• Aim of the exercise
Would you repeat each of the lines below exactly?
*** Opening of Data under study ***
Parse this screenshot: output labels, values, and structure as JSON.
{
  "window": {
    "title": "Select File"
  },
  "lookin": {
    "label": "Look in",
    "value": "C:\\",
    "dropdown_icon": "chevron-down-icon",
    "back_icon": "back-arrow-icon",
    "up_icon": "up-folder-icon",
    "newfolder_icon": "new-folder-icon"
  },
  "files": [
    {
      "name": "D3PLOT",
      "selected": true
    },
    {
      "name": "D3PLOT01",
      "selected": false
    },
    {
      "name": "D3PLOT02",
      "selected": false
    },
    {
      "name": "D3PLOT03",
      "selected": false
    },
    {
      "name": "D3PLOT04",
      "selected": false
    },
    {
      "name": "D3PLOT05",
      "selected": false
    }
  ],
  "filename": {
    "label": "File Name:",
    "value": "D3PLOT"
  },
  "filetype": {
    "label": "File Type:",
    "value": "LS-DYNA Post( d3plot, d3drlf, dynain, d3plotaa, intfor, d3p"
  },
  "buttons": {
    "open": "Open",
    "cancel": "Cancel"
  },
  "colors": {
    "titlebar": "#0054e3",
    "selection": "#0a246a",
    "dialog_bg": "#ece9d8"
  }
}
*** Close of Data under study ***
• Response for this exercise
Parse this screenshot: output labels, values, and structure as JSON.
{
  "window": {
    "title": "Select File"
  },
  "lookin": {
    "label": "Look in",
    "value": "C:\\",
    "dropdown_icon": "chevron-down-icon",
    "back_icon": "back-arrow-icon",
    "up_icon": "up-folder-icon",
    "newfolder_icon": "new-folder-icon"
  },
  "files": [
    {
      "name": "D3PLOT",
      "selected": true
    },
    {
      "name": "D3PLOT01",
      "selected": false
    },
    {
      "name": "D3PLOT02",
      "selected": false
    },
    {
      "name": "D3PLOT03",
      "selected": false
    },
    {
      "name": "D3PLOT04",
      "selected": false
    },
    {
      "name": "D3PLOT05",
      "selected": false
    }
  ],
  "filename": {
    "label": "File Name:",
    "value": "D3PLOT"
  },
  "filetype": {
    "label": "File Type:",
    "value": "LS-DYNA Post( d3plot, d3drlf, dynain, d3plotaa, intfor, d3p"
  },
  "buttons": {
    "open": "Open",
    "cancel": "Cancel"
  },
  "colors": {
    "titlebar": "#0054e3",
    "selection": "#0a246a",
    "dialog_bg": "#ece9d8"
  }
}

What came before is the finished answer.